By Shezna Shums
The celebrated Galle Fort is in the process of getting a Rs. 167 million facelift funded entirely by the Government.
The Dutch Fort in the town of Galle regained the limelight with the Galle Literary Festival and today continues to attract large crowds of local and foreign tourists.
Being a major tourist attraction, moves are being taken to give the fort a facelift and bring back the grandeur of its colonial heritage.
Within the fort are smaller roads where just about one to two cars may pass and in some instances just one car. Currently the Galle Heritage Foundation is carrying out a project where stone paving is being carried out on all the internal roads within the Galle Fort. This project was started in March this year and is expected to be completed in March 2012.
Chairman Galle Heritage Foundation (GHF) Parakrama Dahanayaka stated: “The contracted cost of the project is Rs. 167 million, but the actual cost will exceed this amount with ancillary work such as raising of Water Board manholes, shifting of lamp posts, etc.”
The project consultant is the Road Development Authority and the contractor K.D.A. Weerasinghe & Co.
The entire cost of the project is borne by the Sri Lankan Government through the Ministry of Economic Development and the Ministry of Ports and Highways.
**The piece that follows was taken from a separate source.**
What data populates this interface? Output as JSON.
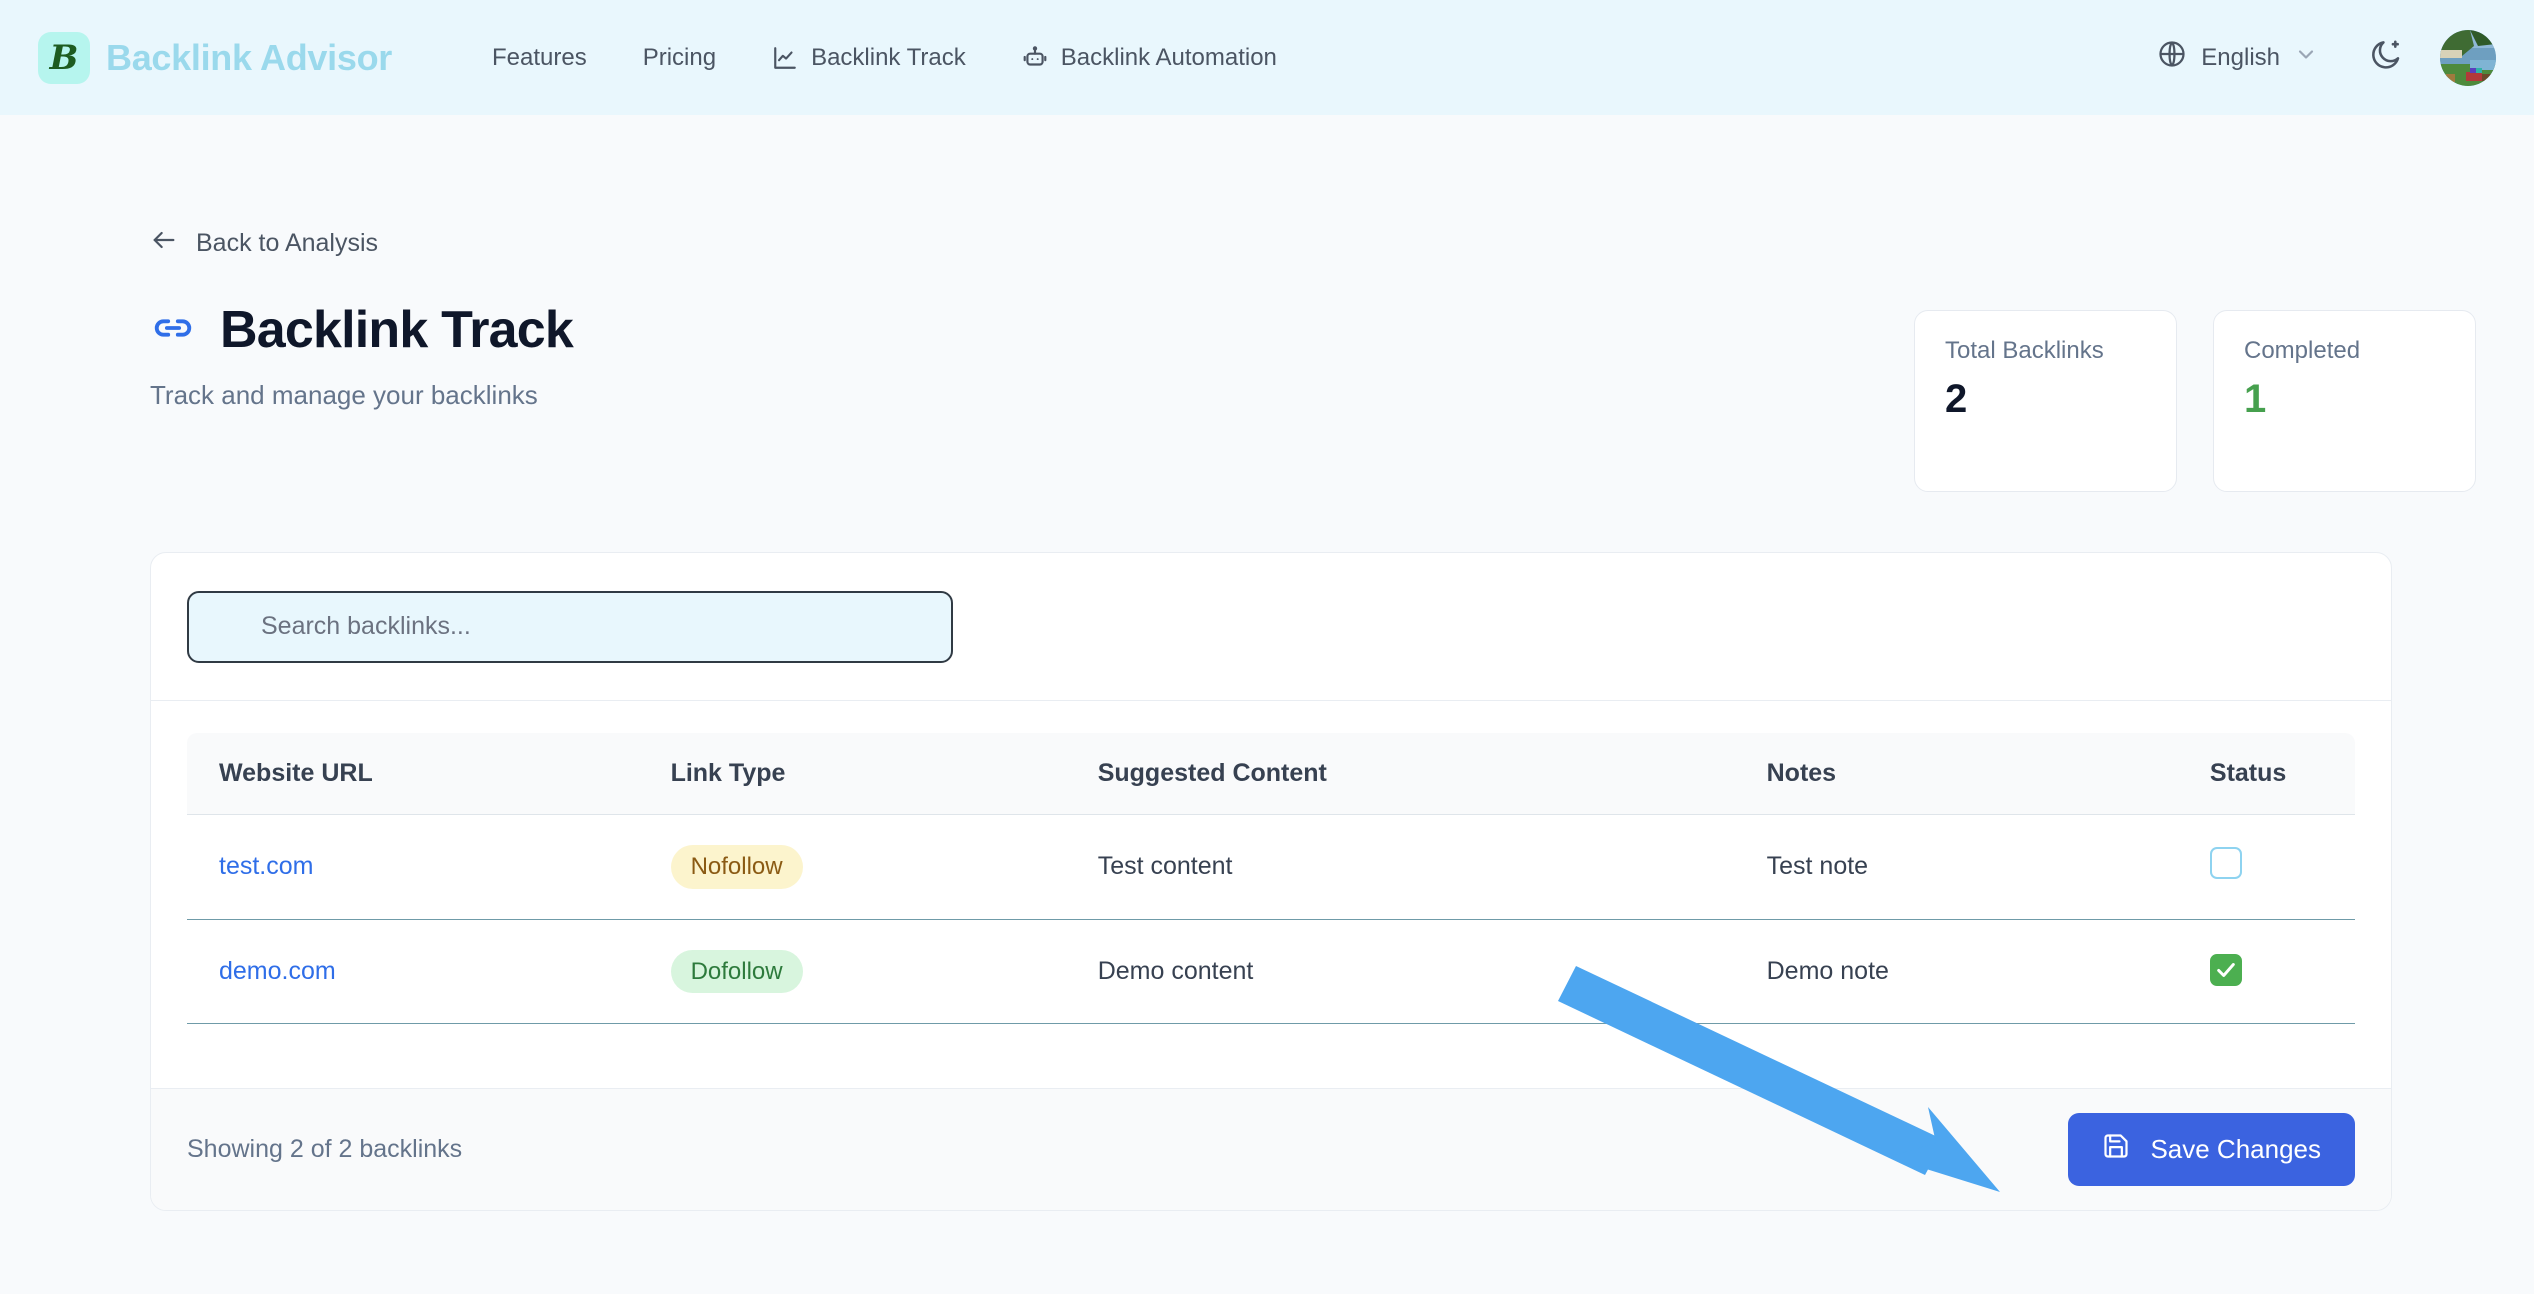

No foreign funding is involved for the present renovation work.
The project is being carried out on the initiative of Minister of Economic Development Basil Rajapaksa. Hambantota District MP Namal Rajapaksa and Galle District MP Manusha Nanayakkara have been assigned to monitor the project.
The project is being coordinated by the Galle Heritage Foundation.
A special feature of this project is that throughout its implementation period, it is subject to a public consultation process. Requests, suggestions and complaints of the community are entertained and already a number of adjustments have been made as a result of this process.
Concurrently, the GHF is also involved in a number of activities to enhance the quality of the heritage site, such as landscaping and trimming of grass and repair of the flights of steps and ramparts. The Department of Archaeology is also supporting this work. GHF has obtained local donor funding for a number of projects such as installation of specially designed road name boards and litter bins and two guide maps at the two entrances to the fort.
“Once the road project is completed, it will give a considerable facelift to the site,” added the Chairman.
This is the second major project carried out during the last five years. The earlier project which comprised four components was funded by the Government of the Netherlands.
The components were the repair of the rampart walls and the underground sewerage system, conservation of the old Dutch warehouse building and establishment of a Maritime Archaeology Museum in this building and conservation of 55 privately-owned houses. This project was implemented from 2006 to 2010. The implementing organisations were the Central Cultural Fund and the GHF.
The GHF was awarded a Merit Award under the UNESCO Asia Pacific Award presentation for heritage conservation 2010, for the private houses project.
Although Dutch funding was expected for the second stage of the project, that funding has been diverted for work on restoration of the Jaffna Fort, which was destroyed by the war.
The Government has decided to fund the road project because of its policy to develop the Galle Fort as the focal point in promoting Galle District as a major centre of cultural tourism.